While the virus is extremely harmful to birds, it doesn’t transmit through food and has not been found to affect humans.

Disease

Canada reports first human case of H3N2v influenza – Swine Flu

On Dec. 16, WHO was notified of a confirmed human case of influenza A(H3N2) variant virus in Canada.

Typhoid in Zimbabwe – Again

A suspected typhoid outbreak is feared to have hit Harare amid reports that one person has died so far, while nine others have been hospitalised. Thirty more people have been treated and discharged.

Disease

Zimbabwe reports typhoid outbreak in Masvingo

Health authorities in the south-eastern Zimbabwe town of Masvingo are reporting an outbreak of the bacterial infection, typhoid, where four cases were admitted to the local hospital. “We can confirm that four cases of typhoid have been recorded in the city of Masvingo. We suspect the outbreak has been caused by the lack of water treatment facilities”, a Masvingo Provincial Hospital official noted.

Tanzania: Anthrax

An outbreak of the bacterial disease, anthrax, has killed some 90 wildebeests and 15 gazelles in the Selela section of Monduli district in northeastern Tanzania, according to local media accounts. According to Monduli District Commissioner Idd Kimanta, the case counts are based on the number of carcasses discovered; however, based on the movement of the animals, it is likely that the case count may rise.

Disease

Typhoid, cholera alerts issued in Zimbabwe

Zimbabwe health officials issued health alerts for two serious bacterial pathogens Friday in light of serious water shortages, according to a state media report.

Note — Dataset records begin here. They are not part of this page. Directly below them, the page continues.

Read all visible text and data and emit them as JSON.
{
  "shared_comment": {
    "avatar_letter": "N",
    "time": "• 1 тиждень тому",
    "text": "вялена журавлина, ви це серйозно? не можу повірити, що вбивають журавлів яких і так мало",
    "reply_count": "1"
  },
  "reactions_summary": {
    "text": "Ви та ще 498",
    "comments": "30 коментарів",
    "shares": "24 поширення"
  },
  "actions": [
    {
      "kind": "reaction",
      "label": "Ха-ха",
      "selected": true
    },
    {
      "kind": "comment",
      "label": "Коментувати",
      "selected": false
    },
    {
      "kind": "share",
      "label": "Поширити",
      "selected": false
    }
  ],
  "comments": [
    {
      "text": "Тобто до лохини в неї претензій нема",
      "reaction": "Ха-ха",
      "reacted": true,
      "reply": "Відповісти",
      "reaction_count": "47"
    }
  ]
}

Officials say the erratic water supply poses serious problems with water borne disease outbreaks. “The impact may not be serious now, but when it rains and there are flash floods, all this dirt will be washed away into shallow and unprotected water sources. This is when you see an increase in water-borne diseases such as typhoid, cholera and diarrhoea,” Health and Child Care Minister David Parirenyatwa said.

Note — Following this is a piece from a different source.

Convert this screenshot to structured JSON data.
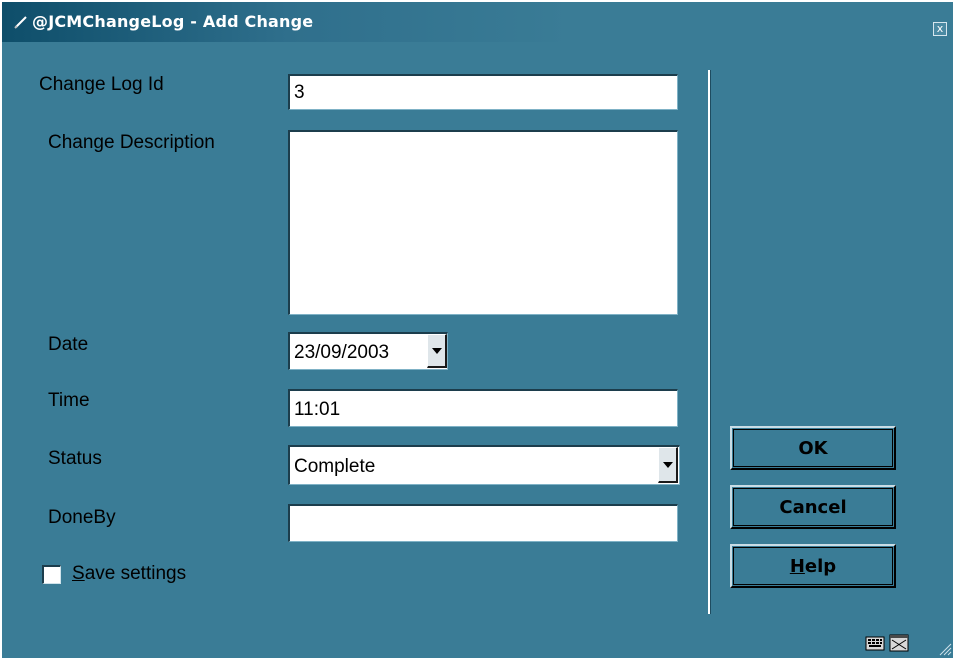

The capital city of Harare has already reported 60 cases of typhoid. The water problem has forced many to dig shallow wells and the use of “bush toilets”.

Syphilis up 33 percent in Brazil

In 2016, the government forecasts 41,762 new syphilis infections among pregnant women—49 times higher than that reported a decade ago. And those numbers might even be underselling the problem; Brazilian health authorities estimate half of all cases go unreported. The sexually transmitted infection is beginning to spread at epidemic rates thanks to a troubling rise in unprotected sex, and has been exacerbated by shortages of the one medication that can stop syphilis in its tracks.

Cholera in Yemen

At least nine people have died of cholera in Yemen’s southern port city of Aden as the infectious disease continues to spread rapidly across the conflict-stricken Arab country. The sources said 190 people with severe diarrhoea had been admitted to hospitals in Aden. The WHO has warned that the scarcity of drinkable water had worsened the hygiene situation in Yemen, fuelling a marked increase in cases of severe diarrhoea, in particular among people displaced from their homes in the centre of the country.